As far as the law was concerned then sex with slaves was not adulterous. Or at least not for men. And sex with a free-born man or woman was only adultery if they were not doing it for money. Thus, sex with a prostitute did not constitute adultery.
However, adultery with a free-born was a crime, stuprum. And for this there was only one punishment; death.
So as long as one steered clear of committing stuprum, anything was allowed. There was no limits on age and also none on gender.
However, if Rome was a tolerant society in law, then socially it was still not acceptable to be seen to practice sex in excess. This was deemed a flaw in a Roman's character, making him disreputable.
And if the majority of Romans treated sex with a embarrassed silence, then it was expected that everyone else did so, too.
Worst of all was it to follow the example of the Greeks, who saw sex as some form of pleasurable art. That in Roman eyes was decadent, perverse, if not barbaric.
Sex offered many social pitfalls to a citizen. If it followed no particular rules, then its practice could reveal weaknesses about the man.
The worst weakness ever to be discovered in a man was 'effeminacy'. in fact it was perhaps the worst insult known to Romans to be called effeminate.

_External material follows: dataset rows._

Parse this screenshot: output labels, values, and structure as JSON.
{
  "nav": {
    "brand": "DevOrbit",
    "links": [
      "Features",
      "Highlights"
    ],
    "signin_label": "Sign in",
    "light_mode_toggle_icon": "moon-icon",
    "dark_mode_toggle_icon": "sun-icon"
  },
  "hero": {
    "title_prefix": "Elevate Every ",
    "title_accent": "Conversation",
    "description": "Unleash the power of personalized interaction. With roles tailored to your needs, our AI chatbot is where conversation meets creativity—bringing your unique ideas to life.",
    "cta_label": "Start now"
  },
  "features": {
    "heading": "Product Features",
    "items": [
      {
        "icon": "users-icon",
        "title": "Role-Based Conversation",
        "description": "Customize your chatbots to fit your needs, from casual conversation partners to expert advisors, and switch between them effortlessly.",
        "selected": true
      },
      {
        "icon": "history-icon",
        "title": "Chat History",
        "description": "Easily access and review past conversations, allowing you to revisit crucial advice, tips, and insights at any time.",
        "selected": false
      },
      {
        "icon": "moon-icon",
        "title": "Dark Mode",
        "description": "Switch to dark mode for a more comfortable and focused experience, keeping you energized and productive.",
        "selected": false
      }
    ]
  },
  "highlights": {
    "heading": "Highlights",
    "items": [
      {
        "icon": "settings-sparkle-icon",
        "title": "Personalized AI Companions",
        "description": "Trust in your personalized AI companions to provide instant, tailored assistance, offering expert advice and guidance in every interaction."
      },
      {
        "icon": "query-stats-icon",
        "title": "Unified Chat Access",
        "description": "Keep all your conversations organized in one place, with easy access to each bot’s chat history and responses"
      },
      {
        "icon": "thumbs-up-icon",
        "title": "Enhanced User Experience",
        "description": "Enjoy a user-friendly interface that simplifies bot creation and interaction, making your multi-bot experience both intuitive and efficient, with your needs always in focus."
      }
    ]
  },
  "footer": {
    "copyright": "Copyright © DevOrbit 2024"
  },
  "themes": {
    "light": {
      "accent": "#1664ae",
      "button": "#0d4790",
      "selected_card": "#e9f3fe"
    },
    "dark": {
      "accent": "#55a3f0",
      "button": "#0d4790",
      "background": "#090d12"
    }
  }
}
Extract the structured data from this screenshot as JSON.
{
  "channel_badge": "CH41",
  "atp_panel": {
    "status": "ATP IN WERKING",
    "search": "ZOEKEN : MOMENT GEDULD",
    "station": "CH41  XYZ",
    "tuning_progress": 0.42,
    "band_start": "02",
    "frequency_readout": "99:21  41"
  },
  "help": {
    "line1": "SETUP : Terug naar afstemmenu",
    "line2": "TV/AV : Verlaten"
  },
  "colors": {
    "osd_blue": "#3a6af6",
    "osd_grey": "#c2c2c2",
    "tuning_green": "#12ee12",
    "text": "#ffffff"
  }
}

For an effeminate man was soft, he had become weak and girlish in the eyes of his fellow countrymen. The easy life had made him so, particularly if he enjoyed sexual relations too much. Such a man become both a homosexual and a womanizer in the eyes of others. Paradoxical as that might be, it was the Roman way.
And few were safe from being deemed effeminate. Even Pompey the great general who had led forces into the east and conquered huge sways of territory for Rome, was deemed an effeminate lecher for his excessive love for Julia - his own wife !
If slaves were all bound not merely by ownership but by loyalty (fides) to a particular household, then the rejection of one of the men's advances could be seen as more than disobedience, but betrayal of sorts.
And if the man did refrain from forcing the slave to obey, then it was not necessarily out of respect of the slave's shared humanity, but could well have been due to his own desire to restrain himself. Self-control and restraint, inner discipline, was a virtue sought by all Romans. To be able to curb his desires and show inner strength both to himself as well as to his slaves will have no doubt made many a master not abuse his powers to too great an extent.
However, the fact that a family would live under the same roof with slaves who had shared the bed with some of the family members. This could lead to some confusion about the relation between slaves and masters. For the children of the slaves might well be half sisters or brothers of the Roman children of the household.
In such situations there was naturally the possibility of incest. Though indeed it would be not seen as such. For incest was only deemed so when involving members of your own 'official' family.
But if the master of the house was sleeping with the daughter of a slave who had been a former mistress this was not deemed to be so, despite it being very well possible that the girl was in fact his daughter.And if it were not the master himself, who was to say that his son might not share a bed with the girl, who might be of a similar age to him. If biologically they might be half-sister and half-brother, the law saw nothing wrong with it. And for all the confusion and secrecy about sex in the household, they might well not have known about their shared parentage.